The Community Museum is a project of community organizations and Tribes across the Olympic Peninsula, and the University of Washington.

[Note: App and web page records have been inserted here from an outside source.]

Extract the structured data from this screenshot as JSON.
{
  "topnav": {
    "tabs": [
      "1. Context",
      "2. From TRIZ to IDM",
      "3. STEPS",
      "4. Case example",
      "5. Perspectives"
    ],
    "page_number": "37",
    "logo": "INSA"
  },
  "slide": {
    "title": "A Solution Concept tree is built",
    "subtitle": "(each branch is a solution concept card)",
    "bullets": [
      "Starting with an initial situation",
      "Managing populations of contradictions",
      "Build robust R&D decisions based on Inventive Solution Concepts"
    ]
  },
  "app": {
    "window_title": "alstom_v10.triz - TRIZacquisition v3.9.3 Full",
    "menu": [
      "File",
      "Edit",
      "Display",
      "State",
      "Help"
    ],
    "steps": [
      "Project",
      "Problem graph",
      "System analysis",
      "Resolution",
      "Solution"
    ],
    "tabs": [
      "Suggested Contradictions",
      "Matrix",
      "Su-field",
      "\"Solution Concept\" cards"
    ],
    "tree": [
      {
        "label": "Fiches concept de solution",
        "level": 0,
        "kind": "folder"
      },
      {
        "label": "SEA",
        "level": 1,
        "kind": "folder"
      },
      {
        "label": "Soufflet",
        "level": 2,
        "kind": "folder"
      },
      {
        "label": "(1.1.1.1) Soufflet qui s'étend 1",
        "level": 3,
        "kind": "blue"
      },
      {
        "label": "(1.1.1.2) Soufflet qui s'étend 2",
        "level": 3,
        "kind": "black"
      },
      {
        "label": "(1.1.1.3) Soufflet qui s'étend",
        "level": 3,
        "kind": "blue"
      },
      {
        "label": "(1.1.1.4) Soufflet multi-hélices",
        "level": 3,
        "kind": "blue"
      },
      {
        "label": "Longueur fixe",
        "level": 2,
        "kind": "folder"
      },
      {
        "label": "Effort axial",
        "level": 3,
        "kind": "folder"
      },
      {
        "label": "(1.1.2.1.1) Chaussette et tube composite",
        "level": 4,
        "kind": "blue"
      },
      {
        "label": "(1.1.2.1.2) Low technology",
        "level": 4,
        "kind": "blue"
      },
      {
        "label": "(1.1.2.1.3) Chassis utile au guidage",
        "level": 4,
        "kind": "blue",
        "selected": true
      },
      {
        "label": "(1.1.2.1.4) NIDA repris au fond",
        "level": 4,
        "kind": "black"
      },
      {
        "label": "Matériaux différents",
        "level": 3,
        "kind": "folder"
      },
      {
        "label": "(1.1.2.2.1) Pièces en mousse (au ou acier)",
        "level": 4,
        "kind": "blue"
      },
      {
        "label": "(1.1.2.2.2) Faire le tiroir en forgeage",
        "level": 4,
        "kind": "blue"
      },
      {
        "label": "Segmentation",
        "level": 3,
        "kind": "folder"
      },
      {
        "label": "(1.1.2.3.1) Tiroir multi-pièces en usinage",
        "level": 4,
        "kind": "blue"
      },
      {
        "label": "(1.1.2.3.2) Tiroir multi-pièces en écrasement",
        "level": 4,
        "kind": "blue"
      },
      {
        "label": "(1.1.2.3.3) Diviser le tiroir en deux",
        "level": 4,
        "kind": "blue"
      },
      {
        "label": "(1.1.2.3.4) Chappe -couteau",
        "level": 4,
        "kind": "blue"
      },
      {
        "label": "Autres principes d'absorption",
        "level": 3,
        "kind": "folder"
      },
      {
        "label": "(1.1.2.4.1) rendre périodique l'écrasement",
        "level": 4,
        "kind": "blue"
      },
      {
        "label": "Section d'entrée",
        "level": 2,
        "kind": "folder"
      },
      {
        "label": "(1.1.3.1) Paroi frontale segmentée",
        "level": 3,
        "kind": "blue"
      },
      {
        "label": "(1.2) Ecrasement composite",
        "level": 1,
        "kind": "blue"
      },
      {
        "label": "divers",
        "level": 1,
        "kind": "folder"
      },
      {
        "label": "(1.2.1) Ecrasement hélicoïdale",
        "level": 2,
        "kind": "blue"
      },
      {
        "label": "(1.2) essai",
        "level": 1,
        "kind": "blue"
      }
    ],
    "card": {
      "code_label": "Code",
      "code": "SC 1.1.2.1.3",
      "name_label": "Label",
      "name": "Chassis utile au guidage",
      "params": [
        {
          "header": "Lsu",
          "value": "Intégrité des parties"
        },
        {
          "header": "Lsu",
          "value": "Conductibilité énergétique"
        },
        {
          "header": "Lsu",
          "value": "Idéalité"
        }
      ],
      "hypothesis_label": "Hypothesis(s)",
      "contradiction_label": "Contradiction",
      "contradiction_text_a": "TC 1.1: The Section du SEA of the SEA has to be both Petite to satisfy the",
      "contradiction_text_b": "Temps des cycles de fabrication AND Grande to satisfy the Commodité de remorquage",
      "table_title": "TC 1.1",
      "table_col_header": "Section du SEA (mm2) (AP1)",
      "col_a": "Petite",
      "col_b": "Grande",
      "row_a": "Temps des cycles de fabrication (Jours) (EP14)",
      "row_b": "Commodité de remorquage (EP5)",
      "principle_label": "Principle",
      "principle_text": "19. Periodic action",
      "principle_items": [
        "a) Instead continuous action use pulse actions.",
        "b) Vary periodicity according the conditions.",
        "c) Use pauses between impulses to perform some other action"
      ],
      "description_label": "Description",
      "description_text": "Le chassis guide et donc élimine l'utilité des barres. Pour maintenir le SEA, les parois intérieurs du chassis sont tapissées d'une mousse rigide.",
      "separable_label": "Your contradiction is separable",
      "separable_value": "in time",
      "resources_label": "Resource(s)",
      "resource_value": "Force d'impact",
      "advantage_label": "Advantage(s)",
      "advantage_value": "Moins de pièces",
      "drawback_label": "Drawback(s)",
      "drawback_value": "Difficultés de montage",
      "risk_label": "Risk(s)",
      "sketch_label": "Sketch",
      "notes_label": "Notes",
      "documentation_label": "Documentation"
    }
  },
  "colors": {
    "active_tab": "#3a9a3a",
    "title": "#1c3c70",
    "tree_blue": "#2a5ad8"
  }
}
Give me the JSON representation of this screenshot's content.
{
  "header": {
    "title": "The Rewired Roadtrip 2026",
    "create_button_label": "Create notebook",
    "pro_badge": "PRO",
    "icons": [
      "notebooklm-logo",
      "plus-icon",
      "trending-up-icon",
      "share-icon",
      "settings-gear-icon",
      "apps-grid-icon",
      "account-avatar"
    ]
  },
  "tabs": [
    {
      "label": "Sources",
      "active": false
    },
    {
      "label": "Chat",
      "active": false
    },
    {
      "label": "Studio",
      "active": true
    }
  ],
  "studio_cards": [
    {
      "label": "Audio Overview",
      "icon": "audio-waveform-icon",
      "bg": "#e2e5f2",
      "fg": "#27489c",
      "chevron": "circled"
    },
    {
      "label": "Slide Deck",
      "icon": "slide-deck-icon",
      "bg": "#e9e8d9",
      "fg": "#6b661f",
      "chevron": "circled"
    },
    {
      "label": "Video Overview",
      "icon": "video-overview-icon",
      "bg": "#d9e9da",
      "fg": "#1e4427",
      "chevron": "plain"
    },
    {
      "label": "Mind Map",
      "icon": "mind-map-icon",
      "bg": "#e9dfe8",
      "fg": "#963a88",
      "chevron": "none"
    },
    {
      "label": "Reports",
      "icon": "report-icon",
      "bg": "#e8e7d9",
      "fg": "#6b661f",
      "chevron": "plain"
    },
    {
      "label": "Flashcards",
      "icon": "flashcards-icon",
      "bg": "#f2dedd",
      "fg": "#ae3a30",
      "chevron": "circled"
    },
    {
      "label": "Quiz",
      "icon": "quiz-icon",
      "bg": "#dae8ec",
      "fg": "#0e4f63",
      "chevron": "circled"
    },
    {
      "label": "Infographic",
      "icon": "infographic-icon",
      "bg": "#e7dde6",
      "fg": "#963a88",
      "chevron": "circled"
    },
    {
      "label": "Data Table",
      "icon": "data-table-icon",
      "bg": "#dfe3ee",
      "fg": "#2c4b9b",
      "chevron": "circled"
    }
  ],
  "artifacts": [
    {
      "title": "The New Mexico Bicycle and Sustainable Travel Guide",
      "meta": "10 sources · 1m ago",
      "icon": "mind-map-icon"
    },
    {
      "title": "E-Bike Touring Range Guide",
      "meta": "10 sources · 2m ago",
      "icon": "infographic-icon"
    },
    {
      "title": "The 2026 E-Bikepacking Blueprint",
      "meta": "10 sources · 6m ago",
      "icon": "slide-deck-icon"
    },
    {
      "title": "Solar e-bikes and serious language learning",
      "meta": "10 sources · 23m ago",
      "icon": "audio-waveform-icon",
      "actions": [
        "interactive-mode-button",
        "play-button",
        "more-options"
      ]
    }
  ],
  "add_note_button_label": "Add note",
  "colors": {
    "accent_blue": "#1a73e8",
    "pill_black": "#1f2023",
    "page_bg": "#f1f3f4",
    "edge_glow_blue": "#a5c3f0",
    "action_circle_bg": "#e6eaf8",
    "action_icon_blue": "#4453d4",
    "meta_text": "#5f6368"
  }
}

Support for the project comes from the Institute of Museum and Library Services and Preston, Gates and Ellis, LLP.